You can take it up to the local parts store and have your Montero’s battery tested.  They’ll need to charge it for a while, so plan on dropping it off and returning a few hours later.  

If it passes the test, it’s time to move on to the alternator.


A typical alternator

If the parasitic power draw isn’t the issue, and the battery, checks out, it’s time to test the alternator. You can do this at home with a voltmeter.

Testing at Home

Set the meter to measure AC volts and connect one of its leads to the positive side of the battery, then start your Montero. Connect the other lead to ground near the alternator. 

The voltage should be above 13.5-14 volts when your Montero’s running; if it isn’t, you may need a new alternator.  Switch the air conditioner to max A/C and turn on the headlights, then check that the voltage remains steady. The alternator should adjust nearly instantly.

Parts Store

Most parts stores can test an alternator for you to ensure it’s charging properly. However, they use a machine in store, so you’ll need to pull the alternator, which is why we suggest testing it with a voltmeter first.

Likely, the alternator didn’t sufficiently charge your Montero’s battery while the vehicle was in operation, resulting in a depleted battery.  

Parts stores don’t charge anything for this service, they just want to sell you an alternator if you need it.

Battery Draining While Driving:  Mitsubishi Montero

If your battery is draining while driving, it is almost without exception the Montero’s alternator that is causing the problem.  If it is you should see the battery or alternator light on, it indicates that the alternator is not creating the necessary voltage to charge the battery.

It could be a bad battery, or more likely a bad battery cable too.  But it’s not very likely.  If you hear a whining noise accompanied by the battery light, it’s almost guaranteed that it’s the alternator that is at fault.

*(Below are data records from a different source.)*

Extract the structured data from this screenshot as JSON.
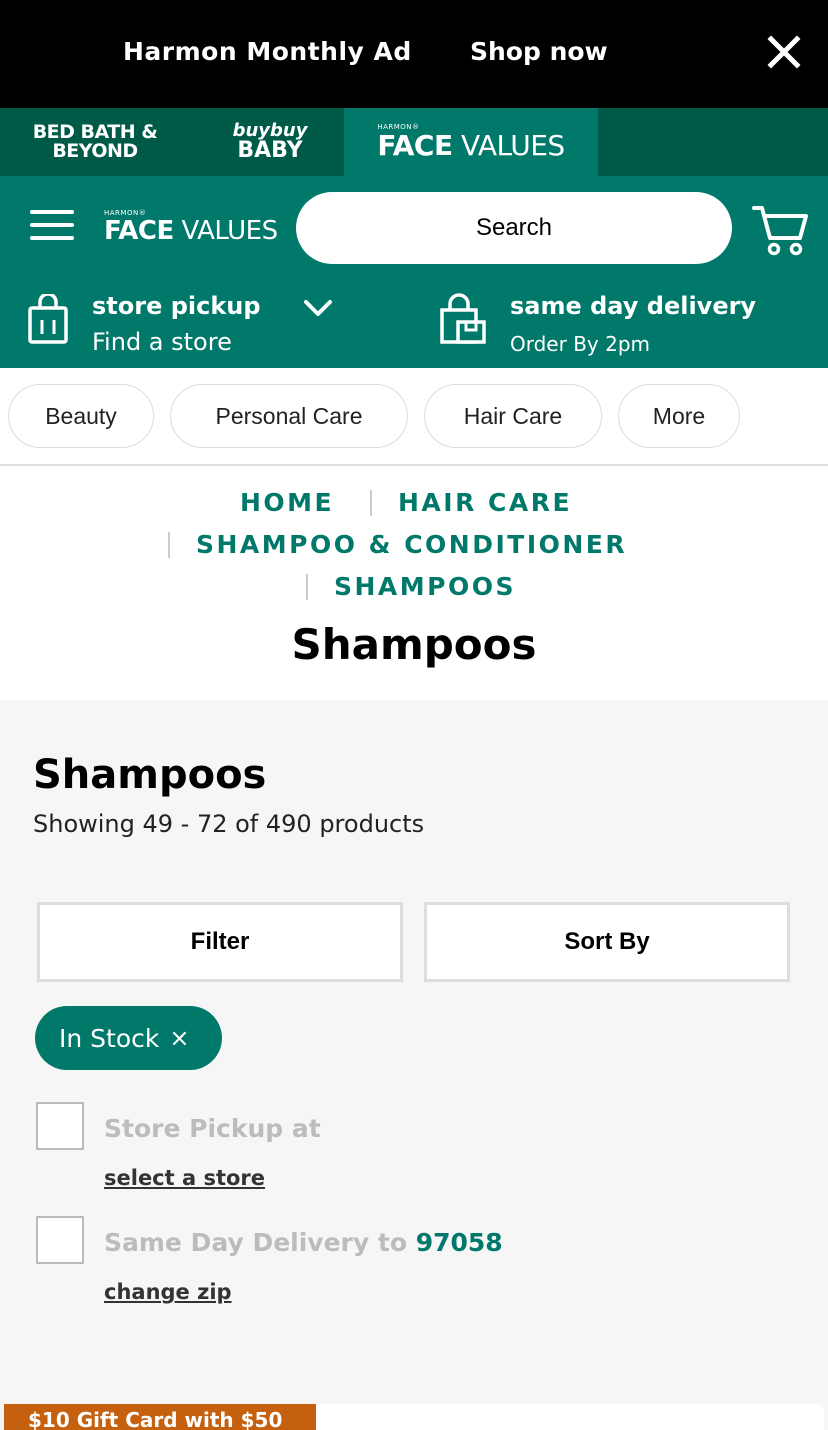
{
  "promo": {
    "title": "Harmon Monthly Ad",
    "cta": "Shop now"
  },
  "brands": {
    "bbb_line1": "BED BATH &",
    "bbb_line2": "BEYOND",
    "baby_line1": "buybuy",
    "baby_line2": "BABY",
    "fv_small": "HARMON®",
    "fv_bold": "FACE",
    "fv_light": " VALUES"
  },
  "header": {
    "logo_small": "HARMON®",
    "logo_bold": "FACE",
    "logo_light": " VALUES",
    "search_placeholder": "Search",
    "pickup_title": "store pickup",
    "pickup_sub": "Find a store",
    "delivery_title": "same day delivery",
    "delivery_sub": "Order By 2pm"
  },
  "categories": [
    "Beauty",
    "Personal Care",
    "Hair Care",
    "More"
  ],
  "breadcrumb": [
    "HOME",
    "HAIR CARE",
    "SHAMPOO & CONDITIONER",
    "SHAMPOOS"
  ],
  "page_title": "Shampoos",
  "results": {
    "title": "Shampoos",
    "count": "Showing 49 - 72 of 490 products",
    "filter_label": "Filter",
    "sort_label": "Sort By",
    "chip_label": "In Stock",
    "chip_remove": "×",
    "pickup_label": "Store Pickup at",
    "pickup_link": "select a store",
    "delivery_label": "Same Day Delivery to ",
    "delivery_zip": "97058",
    "delivery_link": "change zip"
  },
  "product_badge": "$10 Gift Card with $50",
  "colors": {
    "brand_green": "#00796b",
    "dark_green": "#005a48",
    "badge_orange": "#c4600e"
  }
}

Battery Draining Diagnosis Mitsubishi Montero

If your Montero’s battery is draining after being parked for a few days, here’s a solid order to diagnose the problem:

  1. The battery itself has gone bad and just can’t hold a charge long enough to be of any use after the vehicle sits and it drains.
  2. If unexpected power consumption occurs, begin by inspecting all lights. Check if the glove compartment light in your Montero turns off or if any map lights remain on. Examine accessory plugs for any connected devices drawing power, and look for aftermarket accessories. If none is found, an electrical issue could be the cause.
  3. Inspect the battery cables for corrosion.  Clean if necessary.
  4. Use a multimeter to verify that there is no power draw.  If there is, track down the power drawing accessory or short circuit.
  5. Test the battery (replace your battery if necessary).
  6. Test the alternator.

 Conclusion:  Montero’s Battery Draining

Good luck running down what is causing your battery to drain in your Mitsubishi Montero.  If there is anything you would like to add, please leave a comment below.